_What you should do_
Find every line of the records that has "value" and return it.

_Provided records_
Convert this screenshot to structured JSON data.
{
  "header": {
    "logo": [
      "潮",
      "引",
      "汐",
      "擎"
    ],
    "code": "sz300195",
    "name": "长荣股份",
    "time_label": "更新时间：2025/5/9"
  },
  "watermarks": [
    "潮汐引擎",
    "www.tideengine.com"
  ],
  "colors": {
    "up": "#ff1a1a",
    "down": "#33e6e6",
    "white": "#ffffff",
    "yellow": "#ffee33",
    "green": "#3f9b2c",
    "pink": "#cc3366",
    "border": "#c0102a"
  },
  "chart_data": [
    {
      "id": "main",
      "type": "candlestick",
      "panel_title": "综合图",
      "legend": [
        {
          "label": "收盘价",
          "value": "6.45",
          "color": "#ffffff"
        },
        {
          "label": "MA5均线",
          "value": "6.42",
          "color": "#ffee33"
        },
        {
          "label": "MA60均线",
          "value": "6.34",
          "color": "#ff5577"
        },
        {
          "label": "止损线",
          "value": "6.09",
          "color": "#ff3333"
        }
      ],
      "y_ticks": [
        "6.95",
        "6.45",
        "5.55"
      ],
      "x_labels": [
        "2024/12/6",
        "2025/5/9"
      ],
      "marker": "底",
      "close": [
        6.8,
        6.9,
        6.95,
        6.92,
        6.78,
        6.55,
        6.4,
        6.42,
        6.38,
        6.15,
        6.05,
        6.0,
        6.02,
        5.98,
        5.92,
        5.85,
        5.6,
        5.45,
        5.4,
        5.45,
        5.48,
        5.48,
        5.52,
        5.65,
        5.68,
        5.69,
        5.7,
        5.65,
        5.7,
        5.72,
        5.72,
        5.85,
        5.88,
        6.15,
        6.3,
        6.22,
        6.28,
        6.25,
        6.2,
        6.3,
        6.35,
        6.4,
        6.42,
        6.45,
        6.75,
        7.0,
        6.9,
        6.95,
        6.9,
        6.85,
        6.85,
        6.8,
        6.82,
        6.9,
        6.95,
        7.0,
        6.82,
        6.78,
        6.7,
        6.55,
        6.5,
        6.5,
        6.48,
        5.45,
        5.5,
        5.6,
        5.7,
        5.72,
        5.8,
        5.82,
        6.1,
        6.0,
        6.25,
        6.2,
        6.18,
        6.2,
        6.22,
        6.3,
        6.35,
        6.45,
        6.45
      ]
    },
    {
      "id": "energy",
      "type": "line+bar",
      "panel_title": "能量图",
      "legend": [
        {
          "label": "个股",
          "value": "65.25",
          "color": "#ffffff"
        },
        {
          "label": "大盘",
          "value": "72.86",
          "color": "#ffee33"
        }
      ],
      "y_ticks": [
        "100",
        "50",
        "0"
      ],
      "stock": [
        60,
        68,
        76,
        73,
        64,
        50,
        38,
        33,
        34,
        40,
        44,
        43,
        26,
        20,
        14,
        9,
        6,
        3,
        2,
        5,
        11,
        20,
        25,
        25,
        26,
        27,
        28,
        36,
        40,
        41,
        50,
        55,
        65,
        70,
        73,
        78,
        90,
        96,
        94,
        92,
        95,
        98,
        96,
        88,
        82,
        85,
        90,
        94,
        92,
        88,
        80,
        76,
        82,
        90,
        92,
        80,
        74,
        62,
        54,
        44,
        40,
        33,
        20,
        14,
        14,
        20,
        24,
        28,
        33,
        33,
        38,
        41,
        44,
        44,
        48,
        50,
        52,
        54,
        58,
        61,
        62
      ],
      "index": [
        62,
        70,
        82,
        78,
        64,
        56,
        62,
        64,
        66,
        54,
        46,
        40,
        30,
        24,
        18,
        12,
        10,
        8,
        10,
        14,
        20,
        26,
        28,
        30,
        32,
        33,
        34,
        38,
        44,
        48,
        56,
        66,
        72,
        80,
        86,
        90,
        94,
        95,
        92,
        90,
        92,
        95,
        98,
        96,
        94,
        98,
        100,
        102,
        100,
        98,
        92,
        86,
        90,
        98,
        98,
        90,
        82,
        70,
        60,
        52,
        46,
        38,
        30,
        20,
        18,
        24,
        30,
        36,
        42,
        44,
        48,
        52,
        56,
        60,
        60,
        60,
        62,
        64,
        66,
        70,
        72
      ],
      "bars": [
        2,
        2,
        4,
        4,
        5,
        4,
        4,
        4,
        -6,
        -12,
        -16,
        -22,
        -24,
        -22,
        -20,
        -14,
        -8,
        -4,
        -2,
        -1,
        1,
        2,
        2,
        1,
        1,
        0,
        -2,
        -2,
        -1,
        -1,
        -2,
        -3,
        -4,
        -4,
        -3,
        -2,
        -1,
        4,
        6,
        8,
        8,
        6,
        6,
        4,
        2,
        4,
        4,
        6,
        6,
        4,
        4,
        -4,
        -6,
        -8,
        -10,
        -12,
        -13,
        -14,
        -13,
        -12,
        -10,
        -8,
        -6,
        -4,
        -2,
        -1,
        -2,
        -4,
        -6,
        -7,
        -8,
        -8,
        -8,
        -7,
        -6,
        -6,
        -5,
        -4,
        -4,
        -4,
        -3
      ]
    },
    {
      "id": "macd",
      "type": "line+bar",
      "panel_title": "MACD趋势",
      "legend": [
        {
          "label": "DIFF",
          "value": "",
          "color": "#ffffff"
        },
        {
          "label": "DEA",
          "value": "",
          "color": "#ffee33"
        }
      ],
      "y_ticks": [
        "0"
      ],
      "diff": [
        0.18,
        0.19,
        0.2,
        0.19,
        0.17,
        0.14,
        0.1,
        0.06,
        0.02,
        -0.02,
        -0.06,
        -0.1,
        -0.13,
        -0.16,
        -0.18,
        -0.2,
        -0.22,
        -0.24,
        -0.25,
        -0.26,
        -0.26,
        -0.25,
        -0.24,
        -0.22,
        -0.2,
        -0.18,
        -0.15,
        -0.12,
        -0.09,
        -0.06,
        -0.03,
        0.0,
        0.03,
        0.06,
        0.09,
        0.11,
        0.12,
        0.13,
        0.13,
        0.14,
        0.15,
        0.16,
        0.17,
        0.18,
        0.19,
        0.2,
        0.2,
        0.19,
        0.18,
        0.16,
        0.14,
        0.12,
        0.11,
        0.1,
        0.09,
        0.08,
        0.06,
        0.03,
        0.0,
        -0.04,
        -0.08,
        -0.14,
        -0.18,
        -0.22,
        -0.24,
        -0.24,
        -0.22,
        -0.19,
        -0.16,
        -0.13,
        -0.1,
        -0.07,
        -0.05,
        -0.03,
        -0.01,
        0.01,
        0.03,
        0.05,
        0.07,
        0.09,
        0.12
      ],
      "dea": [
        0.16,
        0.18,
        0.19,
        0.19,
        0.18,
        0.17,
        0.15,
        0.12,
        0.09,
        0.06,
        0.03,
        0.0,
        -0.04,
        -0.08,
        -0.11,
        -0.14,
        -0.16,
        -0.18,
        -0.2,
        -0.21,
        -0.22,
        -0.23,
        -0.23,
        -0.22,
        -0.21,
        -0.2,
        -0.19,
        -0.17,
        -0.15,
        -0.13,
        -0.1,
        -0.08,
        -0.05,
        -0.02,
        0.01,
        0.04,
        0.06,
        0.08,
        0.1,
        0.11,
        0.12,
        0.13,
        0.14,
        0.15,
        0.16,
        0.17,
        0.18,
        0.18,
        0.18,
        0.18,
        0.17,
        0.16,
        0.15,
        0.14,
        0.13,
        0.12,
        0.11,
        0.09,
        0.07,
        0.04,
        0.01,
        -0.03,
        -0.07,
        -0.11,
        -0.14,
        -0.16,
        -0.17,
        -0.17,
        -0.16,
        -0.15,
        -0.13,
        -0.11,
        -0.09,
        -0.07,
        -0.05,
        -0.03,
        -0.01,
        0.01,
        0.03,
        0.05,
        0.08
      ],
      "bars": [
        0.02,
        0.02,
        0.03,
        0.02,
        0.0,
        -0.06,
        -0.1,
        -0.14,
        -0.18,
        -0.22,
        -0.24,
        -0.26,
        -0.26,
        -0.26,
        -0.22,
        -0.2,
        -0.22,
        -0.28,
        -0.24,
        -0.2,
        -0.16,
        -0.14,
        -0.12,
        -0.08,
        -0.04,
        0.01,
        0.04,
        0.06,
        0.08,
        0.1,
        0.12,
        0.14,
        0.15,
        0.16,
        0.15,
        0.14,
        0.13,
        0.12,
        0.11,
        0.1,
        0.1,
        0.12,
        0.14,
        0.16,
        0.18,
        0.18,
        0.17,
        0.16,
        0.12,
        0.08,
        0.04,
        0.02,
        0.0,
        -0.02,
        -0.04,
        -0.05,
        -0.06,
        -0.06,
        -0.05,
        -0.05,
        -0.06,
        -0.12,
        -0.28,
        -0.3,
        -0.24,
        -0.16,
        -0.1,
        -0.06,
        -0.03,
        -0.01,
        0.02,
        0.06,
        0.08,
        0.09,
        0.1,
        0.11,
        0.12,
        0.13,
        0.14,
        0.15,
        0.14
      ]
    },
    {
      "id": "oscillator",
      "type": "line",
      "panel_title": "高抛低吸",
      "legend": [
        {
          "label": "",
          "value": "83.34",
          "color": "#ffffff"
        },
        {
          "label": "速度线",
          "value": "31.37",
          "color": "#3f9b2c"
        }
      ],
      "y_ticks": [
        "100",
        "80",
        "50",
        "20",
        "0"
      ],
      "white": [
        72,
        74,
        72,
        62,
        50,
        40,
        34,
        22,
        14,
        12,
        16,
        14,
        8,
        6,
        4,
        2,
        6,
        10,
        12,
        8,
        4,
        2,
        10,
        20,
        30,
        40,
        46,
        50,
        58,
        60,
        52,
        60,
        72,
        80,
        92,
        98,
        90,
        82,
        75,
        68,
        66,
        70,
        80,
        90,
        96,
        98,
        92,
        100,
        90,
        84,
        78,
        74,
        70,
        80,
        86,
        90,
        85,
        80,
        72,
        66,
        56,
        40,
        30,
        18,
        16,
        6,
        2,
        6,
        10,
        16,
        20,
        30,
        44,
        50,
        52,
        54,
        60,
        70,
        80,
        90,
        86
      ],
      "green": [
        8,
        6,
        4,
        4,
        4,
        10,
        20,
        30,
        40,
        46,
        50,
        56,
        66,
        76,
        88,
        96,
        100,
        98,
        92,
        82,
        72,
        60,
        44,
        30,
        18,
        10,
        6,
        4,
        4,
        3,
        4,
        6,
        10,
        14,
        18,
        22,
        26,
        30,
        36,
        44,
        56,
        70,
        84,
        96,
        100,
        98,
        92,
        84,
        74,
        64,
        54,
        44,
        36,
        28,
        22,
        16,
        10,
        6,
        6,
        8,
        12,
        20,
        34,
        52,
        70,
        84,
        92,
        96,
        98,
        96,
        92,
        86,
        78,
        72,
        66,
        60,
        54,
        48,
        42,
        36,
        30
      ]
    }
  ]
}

_Task solution_
          "value": "6.45",
          "value": "6.42",
          "value": "6.34",
          "value": "6.09",
          "value": "65.25",
          "value": "72.86",
          "value": "",
          "value": "",
          "value": "83.34",
          "value": "31.37",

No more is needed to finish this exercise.